Part of showcasing this skill involves practicing what all drivers learn in drivers ed; check the rearview mirror and side mirrors, and then always look over the shoulder to make sure no vehicles are in the blindspot. When all is clear, proceed with the lane change.
Driving With One Hand
While not weighted as heavily as other areas of the exam, instructors regularly see student drivers failing to abide by the 9 and 3 rule.
This guideline is designed to help drivers maintain control of their vehicles, and it is a point of the exam that driving instructors grade. Student drivers will fare better if they consistently utilize proper hand placement when practicing their driving, as well as abiding by the hand-over-hand method when turning.
Braking Too Abruptly
Coming to a sudden stop can be dangerous for other drivers nearby. Part of being a competent driver is being able to accurately gauge how much distance is needed to come to a gradual, even stop, and then maneuvering the vehicle accordingly.
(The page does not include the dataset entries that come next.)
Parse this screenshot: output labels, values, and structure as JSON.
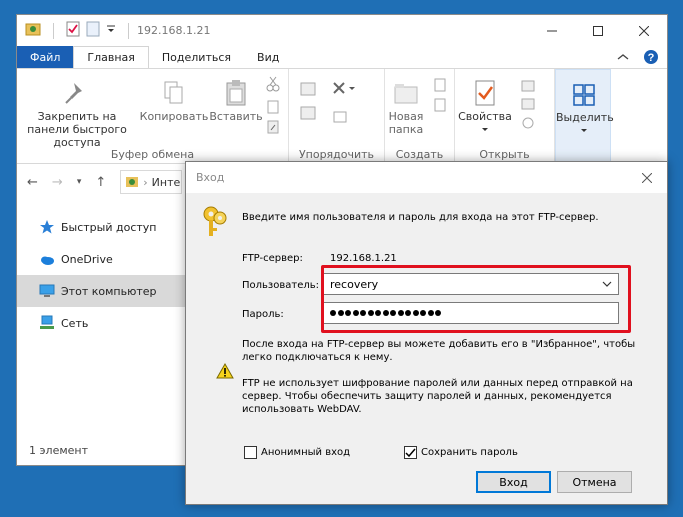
{
  "explorer": {
    "title": "192.168.1.21",
    "tabs": {
      "file": "Файл",
      "home": "Главная",
      "share": "Поделиться",
      "view": "Вид"
    },
    "ribbon": {
      "clipboard": {
        "label": "Буфер обмена",
        "pin": "Закрепить на панели быстрого доступа",
        "copy": "Копировать",
        "paste": "Вставить"
      },
      "organize": {
        "label": "Упорядочить"
      },
      "new": {
        "label": "Создать",
        "new_folder": "Новая папка"
      },
      "open": {
        "label": "Открыть",
        "properties": "Свойства"
      },
      "select": {
        "label": "Выделить"
      }
    },
    "address": {
      "path": "Инте"
    },
    "nav": [
      {
        "label": "Быстрый доступ",
        "icon": "star-icon"
      },
      {
        "label": "OneDrive",
        "icon": "cloud-icon"
      },
      {
        "label": "Этот компьютер",
        "icon": "computer-icon"
      },
      {
        "label": "Сеть",
        "icon": "network-icon"
      }
    ],
    "status": "1 элемент"
  },
  "dialog": {
    "title": "Вход",
    "intro": "Введите имя пользователя и пароль для входа на этот FTP-сервер.",
    "server_label": "FTP-сервер:",
    "server_value": "192.168.1.21",
    "user_label": "Пользователь:",
    "user_value": "recovery",
    "password_label": "Пароль:",
    "password_length": 15,
    "note_favorites_1": "После входа на FTP-сервер вы можете добавить его в \"Избранное\", чтобы",
    "note_favorites_2": "легко подключаться к нему.",
    "warning_1": "FTP не использует шифрование паролей или данных перед отправкой на",
    "warning_2": "сервер. Чтобы обеспечить защиту паролей и данных, рекомендуется",
    "warning_3": "использовать WebDAV.",
    "anonymous_label": "Анонимный вход",
    "anonymous_checked": false,
    "save_password_label": "Сохранить пароль",
    "save_password_checked": true,
    "login_button": "Вход",
    "cancel_button": "Отмена"
  },
  "colors": {
    "accent": "#1a5fb4",
    "highlight": "#e0101e",
    "desktop": "#1f6fb5"
  }
}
While all drivers occasionally encounter situations where they have to slam on their brakes, alertness and preparedness can often prevent the need to abruptly slow down or stop. This involves paying attention to stop signs, getting in the proper lane ahead of time, and avoiding the impulse to follow another vehicle too closely.
Letting Nerves Take Over
The driving exam can be a bit anxiety-inducing for anyone, especially for those who don’t like to be put on the spot or who get nervous on tests in general.
Driving instructors frequently see student drivers who have been confidently driving for months suddenly let stress and anxiety get the better of them when it comes time to take the test.
Nervousness can lead new drivers to freeze up in traffic and make simple mistakes that they normally wouldn’t. Anyone who is about to take the road exam should breathe deep and remember that as long as they have practiced correctly and are prepared, the drive test should be a short and simple review of skills they’ve already mastered.
Take Your Colorado Drivers License Test with DriveSafe Driving Schools
Hopefully this article sheds some light on what you or your teen may want to focus on before taking the Colorado drivers license test.
Whether you’re ready to take the plunge and schedule a driving exam for yourself or for your teen, or you want to find a Colorado drivers ed program to prepare for it, DriveSafe Driving Schools offers the state’s most trusted drivers license training and testing services in a relaxed and friendly atmosphere.
Contact us today to enroll in a drivers ed program or schedule a road test!